EXTRACTED ENTRIES
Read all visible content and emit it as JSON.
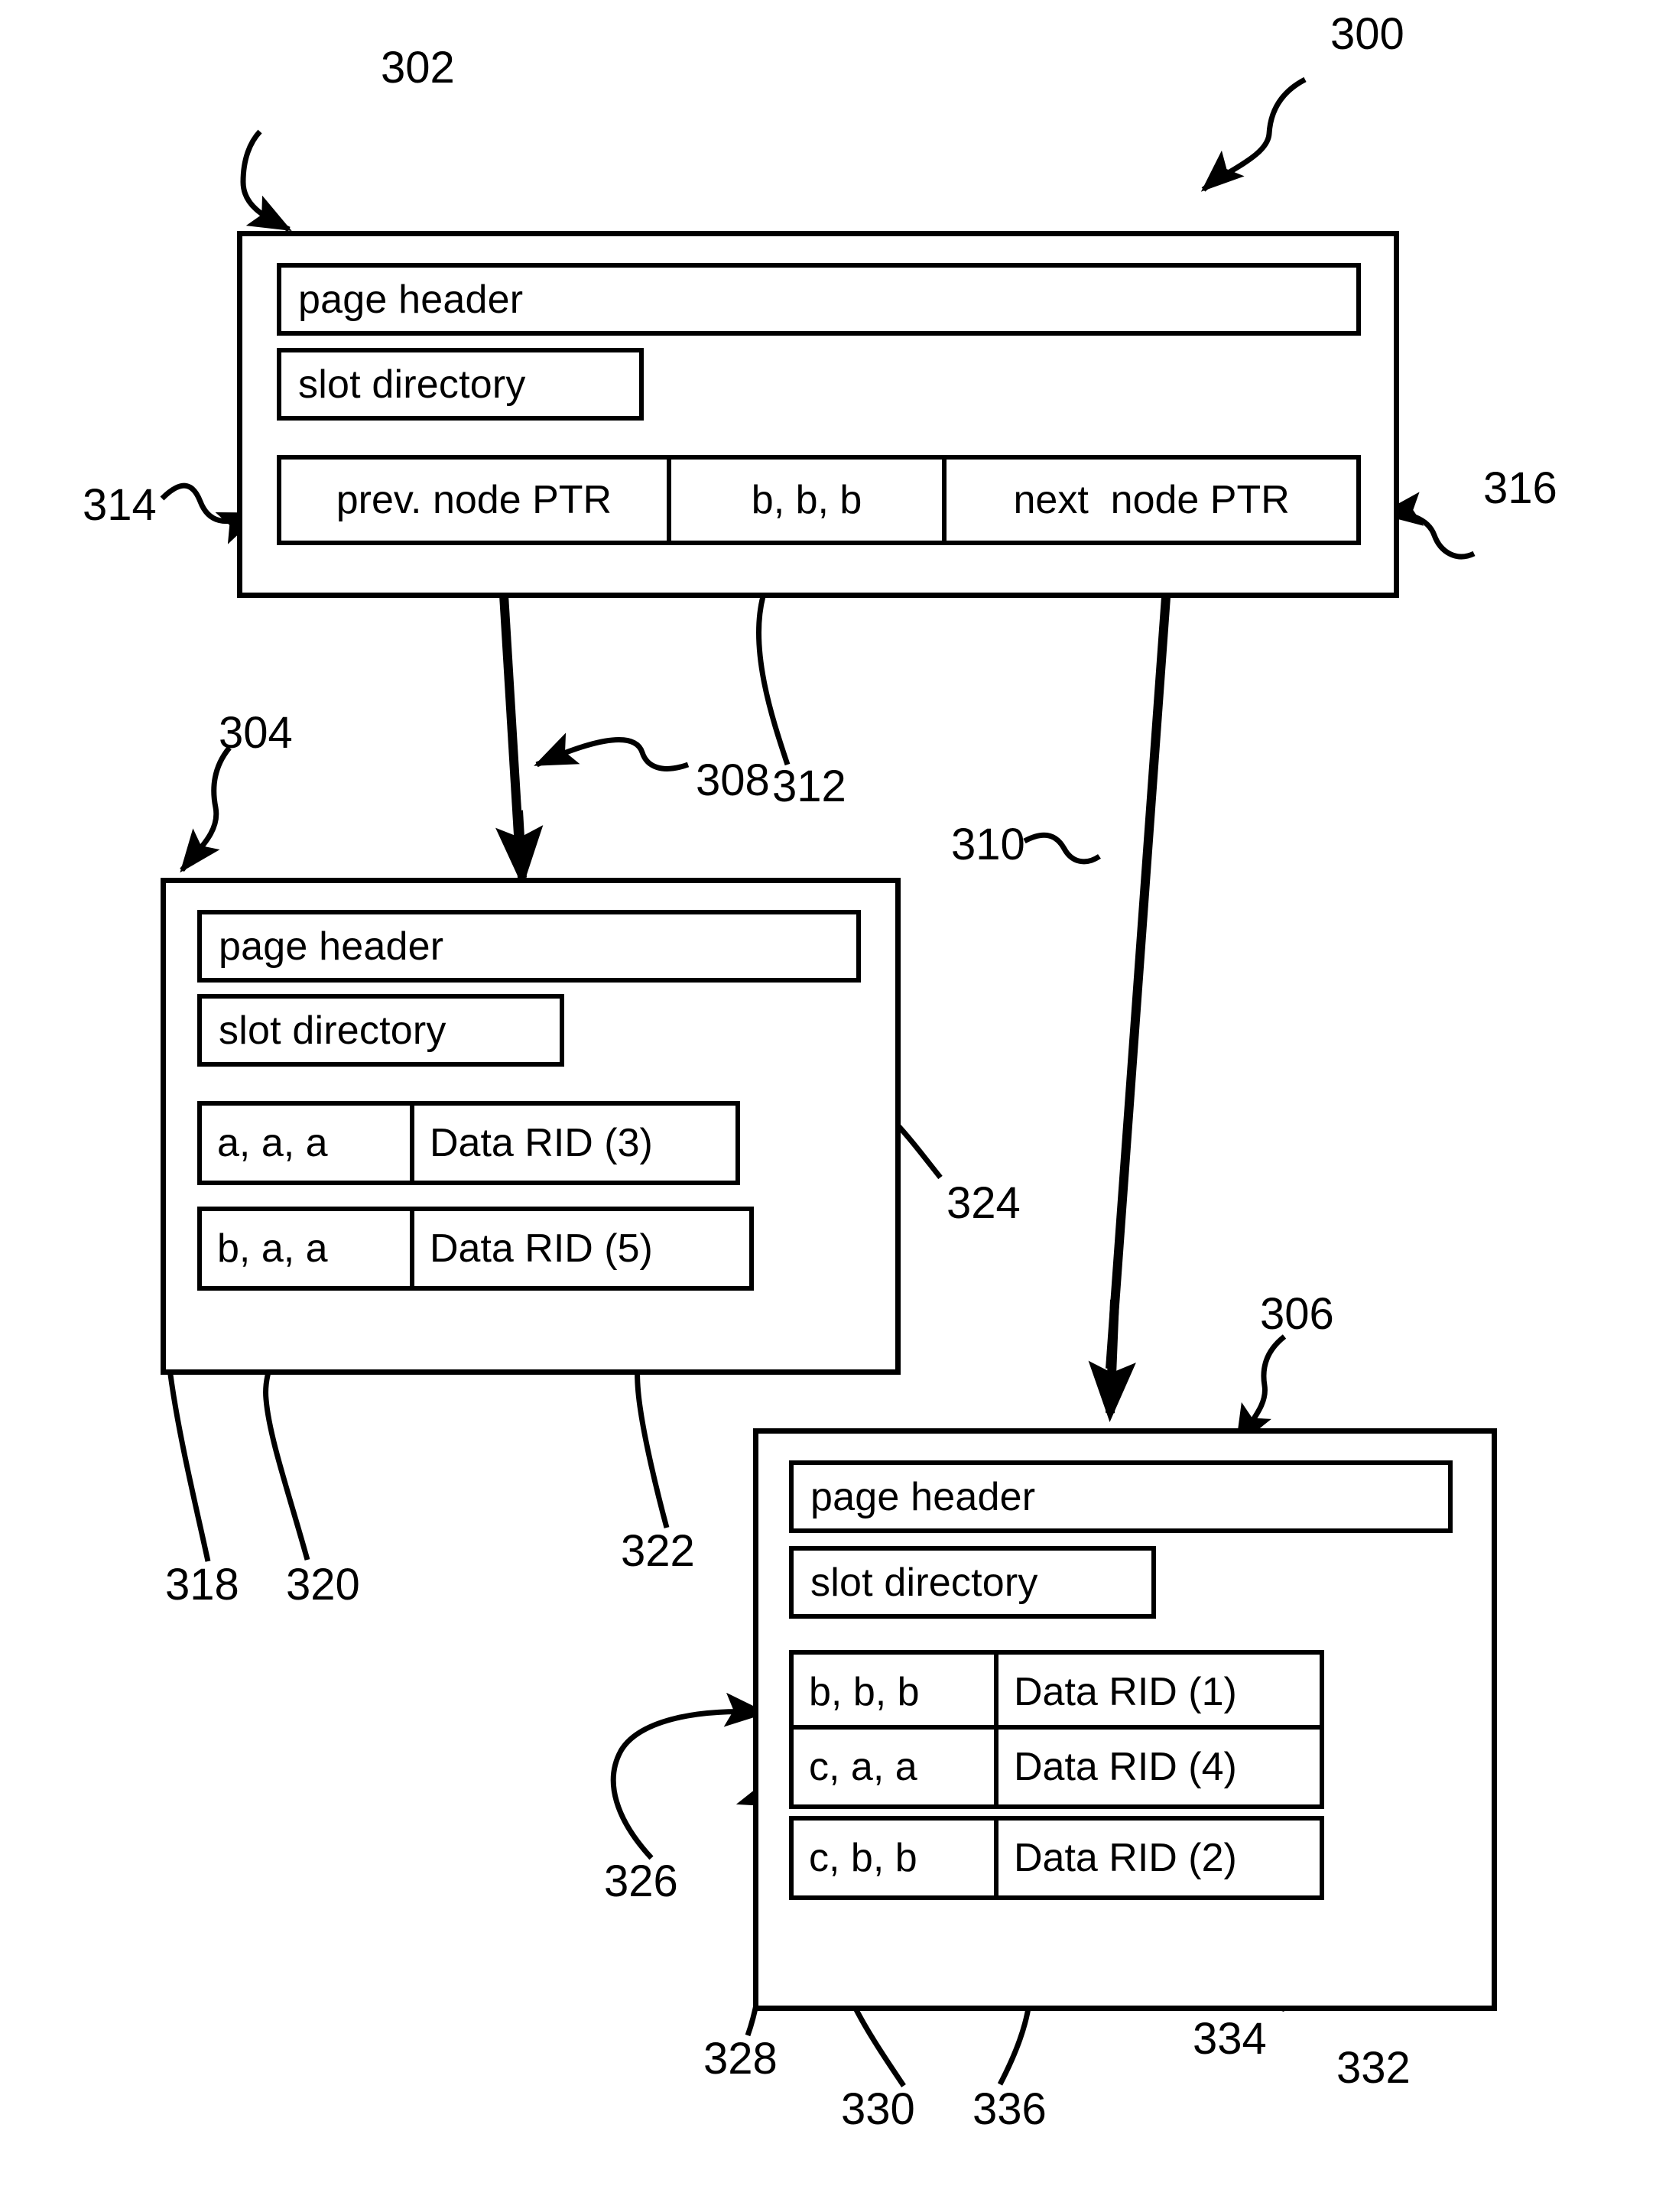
{
  "figure": {
    "id": "300",
    "type": "patent-diagram",
    "title": ""
  },
  "labels": {
    "page_header": "page header",
    "slot_directory": "slot directory",
    "prev_node_ptr": "prev. node PTR",
    "next_node_ptr": "next  node PTR"
  },
  "refs": {
    "r300": "300",
    "r302": "302",
    "r304": "304",
    "r306": "306",
    "r308": "308",
    "r310": "310",
    "r312": "312",
    "r314": "314",
    "r316": "316",
    "r318": "318",
    "r320": "320",
    "r322": "322",
    "r324": "324",
    "r326": "326",
    "r328": "328",
    "r330": "330",
    "r332": "332",
    "r334": "334",
    "r336": "336"
  },
  "nodes": {
    "root": {
      "ref": "302",
      "header": "page header",
      "slot_directory": "slot directory",
      "ptr_row": {
        "prev": "prev. node PTR",
        "key": "b, b, b",
        "next": "next  node PTR"
      }
    },
    "left_leaf": {
      "ref": "304",
      "header": "page header",
      "slot_directory": "slot directory",
      "records": [
        {
          "key": "a, a, a",
          "value": "Data RID (3)"
        },
        {
          "key": "b, a, a",
          "value": "Data RID (5)"
        }
      ]
    },
    "right_leaf": {
      "ref": "306",
      "header": "page header",
      "slot_directory": "slot directory",
      "records": [
        {
          "key": "b, b, b",
          "value": "Data RID (1)"
        },
        {
          "key": "c, a, a",
          "value": "Data RID (4)"
        },
        {
          "key": "c, b, b",
          "value": "Data RID (2)"
        }
      ]
    }
  },
  "colors": {
    "ink": "#000000",
    "paper": "#ffffff"
  }
}
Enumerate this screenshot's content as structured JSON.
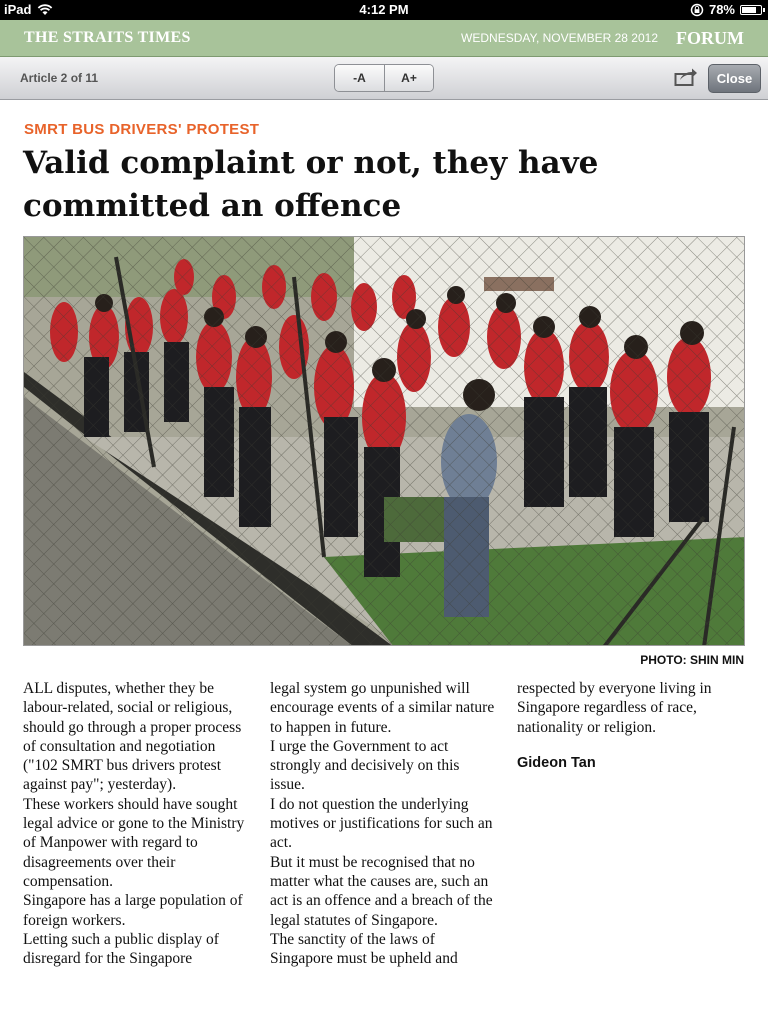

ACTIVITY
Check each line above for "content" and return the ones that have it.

EXERCISE SOLUTION
Read all visible content and emit it as JSON.
Enumerate this screenshot's content as structured JSON.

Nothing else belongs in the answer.